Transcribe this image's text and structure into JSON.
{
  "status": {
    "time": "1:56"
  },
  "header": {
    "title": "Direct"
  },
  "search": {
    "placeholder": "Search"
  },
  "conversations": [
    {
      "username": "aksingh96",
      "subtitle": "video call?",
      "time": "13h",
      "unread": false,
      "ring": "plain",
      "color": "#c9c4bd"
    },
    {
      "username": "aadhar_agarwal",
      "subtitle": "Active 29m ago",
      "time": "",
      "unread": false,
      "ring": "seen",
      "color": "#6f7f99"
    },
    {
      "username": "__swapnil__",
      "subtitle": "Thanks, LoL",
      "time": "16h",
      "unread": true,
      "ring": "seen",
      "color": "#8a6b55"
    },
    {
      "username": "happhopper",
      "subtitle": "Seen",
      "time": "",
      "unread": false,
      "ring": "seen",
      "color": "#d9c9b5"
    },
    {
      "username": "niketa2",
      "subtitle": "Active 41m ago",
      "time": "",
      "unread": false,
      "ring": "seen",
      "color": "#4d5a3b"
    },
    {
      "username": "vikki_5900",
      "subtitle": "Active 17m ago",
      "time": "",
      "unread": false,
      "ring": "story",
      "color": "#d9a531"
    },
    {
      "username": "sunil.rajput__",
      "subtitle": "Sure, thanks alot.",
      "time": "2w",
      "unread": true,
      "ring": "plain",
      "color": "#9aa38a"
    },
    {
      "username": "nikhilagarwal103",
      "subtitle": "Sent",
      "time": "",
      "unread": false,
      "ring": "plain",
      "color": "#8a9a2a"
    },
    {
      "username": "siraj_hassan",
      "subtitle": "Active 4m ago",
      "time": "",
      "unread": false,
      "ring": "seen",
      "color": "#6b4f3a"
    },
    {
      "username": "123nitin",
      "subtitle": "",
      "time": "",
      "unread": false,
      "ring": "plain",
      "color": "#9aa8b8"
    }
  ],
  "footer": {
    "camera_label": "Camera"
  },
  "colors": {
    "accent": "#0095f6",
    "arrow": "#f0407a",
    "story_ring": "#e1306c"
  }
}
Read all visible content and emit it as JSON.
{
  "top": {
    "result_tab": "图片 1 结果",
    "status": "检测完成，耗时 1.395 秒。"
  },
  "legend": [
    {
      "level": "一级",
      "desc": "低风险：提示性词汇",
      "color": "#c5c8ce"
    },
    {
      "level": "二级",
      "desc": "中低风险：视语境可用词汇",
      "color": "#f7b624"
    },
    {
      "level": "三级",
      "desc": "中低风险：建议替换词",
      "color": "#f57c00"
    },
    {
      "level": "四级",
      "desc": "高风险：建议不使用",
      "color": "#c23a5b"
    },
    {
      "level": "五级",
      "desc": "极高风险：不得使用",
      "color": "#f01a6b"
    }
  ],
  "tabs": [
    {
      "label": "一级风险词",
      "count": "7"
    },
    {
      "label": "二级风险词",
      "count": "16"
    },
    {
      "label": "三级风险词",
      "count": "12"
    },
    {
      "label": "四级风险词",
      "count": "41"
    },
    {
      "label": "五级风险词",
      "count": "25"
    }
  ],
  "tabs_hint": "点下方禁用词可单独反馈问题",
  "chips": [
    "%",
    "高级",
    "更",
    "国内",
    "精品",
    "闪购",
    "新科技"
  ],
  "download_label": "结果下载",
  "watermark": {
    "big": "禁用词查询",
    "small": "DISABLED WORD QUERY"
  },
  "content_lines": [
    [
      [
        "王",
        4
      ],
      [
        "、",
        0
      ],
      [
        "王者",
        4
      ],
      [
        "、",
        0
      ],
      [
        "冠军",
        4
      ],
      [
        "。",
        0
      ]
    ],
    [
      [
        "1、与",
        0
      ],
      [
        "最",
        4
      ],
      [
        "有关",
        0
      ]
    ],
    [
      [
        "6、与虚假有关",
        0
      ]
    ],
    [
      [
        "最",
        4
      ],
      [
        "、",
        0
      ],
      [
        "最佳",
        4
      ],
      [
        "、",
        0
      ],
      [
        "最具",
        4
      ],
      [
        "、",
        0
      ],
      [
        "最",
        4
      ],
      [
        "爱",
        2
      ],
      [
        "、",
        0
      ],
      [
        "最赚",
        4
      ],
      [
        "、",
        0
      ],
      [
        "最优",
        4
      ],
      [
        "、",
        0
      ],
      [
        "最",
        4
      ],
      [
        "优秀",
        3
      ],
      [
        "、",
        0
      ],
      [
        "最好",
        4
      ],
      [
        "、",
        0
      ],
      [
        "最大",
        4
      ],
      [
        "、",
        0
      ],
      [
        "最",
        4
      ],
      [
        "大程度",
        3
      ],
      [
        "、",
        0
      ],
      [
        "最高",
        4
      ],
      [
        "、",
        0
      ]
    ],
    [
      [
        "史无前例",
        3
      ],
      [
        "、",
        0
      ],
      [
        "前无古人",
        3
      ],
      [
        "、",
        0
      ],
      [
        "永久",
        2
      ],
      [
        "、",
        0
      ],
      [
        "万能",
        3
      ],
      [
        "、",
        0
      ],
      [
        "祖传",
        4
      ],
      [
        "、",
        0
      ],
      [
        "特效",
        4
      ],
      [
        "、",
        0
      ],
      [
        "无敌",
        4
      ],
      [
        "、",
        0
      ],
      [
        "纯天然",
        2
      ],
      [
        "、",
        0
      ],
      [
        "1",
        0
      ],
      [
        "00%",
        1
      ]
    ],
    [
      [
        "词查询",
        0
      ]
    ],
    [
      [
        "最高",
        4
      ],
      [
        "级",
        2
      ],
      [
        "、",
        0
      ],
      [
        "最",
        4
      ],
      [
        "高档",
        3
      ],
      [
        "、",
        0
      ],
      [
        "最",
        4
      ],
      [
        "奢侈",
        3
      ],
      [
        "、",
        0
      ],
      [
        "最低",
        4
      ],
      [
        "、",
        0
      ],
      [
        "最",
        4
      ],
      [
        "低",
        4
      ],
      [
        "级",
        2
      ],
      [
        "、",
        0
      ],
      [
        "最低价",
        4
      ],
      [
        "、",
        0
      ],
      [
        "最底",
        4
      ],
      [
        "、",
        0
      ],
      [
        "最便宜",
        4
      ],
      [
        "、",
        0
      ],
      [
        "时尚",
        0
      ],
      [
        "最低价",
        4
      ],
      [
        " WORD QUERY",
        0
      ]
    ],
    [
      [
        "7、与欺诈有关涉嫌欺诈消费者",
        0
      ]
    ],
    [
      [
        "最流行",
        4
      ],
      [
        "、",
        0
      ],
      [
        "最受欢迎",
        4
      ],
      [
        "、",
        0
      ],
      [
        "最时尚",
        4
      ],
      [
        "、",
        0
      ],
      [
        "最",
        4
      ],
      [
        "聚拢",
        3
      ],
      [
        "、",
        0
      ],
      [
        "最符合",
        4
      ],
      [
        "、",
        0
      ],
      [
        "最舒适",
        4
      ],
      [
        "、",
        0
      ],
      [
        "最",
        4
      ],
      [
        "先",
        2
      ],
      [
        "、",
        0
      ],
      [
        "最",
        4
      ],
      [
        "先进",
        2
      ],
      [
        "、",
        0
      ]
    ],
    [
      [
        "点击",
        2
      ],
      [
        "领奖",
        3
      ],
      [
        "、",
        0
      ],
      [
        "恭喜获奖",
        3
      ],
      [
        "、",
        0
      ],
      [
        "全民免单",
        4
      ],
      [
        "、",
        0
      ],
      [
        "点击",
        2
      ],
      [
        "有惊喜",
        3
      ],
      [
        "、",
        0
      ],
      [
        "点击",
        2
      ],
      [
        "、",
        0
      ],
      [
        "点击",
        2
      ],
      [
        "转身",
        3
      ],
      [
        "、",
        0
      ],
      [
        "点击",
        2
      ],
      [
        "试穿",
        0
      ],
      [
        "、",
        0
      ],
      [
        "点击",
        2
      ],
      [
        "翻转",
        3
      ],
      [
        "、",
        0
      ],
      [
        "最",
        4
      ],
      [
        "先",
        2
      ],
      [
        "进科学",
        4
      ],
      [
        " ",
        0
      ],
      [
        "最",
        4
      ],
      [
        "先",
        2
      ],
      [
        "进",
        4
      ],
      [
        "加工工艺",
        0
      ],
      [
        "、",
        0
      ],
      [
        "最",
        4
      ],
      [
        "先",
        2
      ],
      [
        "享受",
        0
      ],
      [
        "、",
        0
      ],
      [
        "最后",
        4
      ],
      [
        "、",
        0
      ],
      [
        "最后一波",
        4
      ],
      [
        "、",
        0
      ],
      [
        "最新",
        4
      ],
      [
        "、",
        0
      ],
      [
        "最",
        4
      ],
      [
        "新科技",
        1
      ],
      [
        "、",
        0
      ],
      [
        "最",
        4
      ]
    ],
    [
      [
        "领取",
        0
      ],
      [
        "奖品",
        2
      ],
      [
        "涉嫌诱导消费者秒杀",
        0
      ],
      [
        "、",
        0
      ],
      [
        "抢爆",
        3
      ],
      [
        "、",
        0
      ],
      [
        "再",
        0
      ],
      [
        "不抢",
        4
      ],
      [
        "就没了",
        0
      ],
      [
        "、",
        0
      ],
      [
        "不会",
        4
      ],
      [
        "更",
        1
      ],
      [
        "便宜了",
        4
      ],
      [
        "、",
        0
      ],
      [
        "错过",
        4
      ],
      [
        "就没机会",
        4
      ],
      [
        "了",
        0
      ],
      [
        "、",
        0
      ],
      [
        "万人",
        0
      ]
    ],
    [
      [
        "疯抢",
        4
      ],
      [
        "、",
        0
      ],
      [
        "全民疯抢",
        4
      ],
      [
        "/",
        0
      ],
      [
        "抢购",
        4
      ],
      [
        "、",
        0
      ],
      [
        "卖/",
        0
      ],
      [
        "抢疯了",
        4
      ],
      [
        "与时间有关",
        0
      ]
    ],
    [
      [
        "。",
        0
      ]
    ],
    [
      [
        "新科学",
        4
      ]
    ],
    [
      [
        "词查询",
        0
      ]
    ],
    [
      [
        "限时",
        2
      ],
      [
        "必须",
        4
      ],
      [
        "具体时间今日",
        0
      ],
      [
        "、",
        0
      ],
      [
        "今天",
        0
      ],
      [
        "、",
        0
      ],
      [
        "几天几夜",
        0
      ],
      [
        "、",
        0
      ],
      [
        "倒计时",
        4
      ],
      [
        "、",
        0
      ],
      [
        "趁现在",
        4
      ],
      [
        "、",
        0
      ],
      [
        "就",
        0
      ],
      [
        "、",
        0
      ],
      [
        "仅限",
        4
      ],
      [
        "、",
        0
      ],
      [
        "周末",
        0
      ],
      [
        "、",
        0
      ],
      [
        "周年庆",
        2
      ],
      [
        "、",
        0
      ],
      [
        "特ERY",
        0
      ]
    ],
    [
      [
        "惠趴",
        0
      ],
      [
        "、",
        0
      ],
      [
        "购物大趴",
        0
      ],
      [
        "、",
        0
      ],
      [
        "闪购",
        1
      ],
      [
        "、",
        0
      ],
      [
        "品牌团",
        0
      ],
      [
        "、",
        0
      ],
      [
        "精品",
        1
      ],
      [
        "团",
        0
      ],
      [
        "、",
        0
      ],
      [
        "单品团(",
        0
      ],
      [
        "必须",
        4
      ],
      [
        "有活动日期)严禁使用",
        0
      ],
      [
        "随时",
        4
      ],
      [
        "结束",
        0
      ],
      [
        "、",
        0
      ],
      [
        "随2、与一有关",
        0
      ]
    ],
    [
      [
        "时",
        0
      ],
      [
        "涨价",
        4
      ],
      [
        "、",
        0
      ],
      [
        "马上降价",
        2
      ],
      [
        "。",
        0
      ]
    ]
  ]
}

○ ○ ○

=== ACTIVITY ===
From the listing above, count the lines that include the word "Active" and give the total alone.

=== EXPECTED OUTPUT ===
4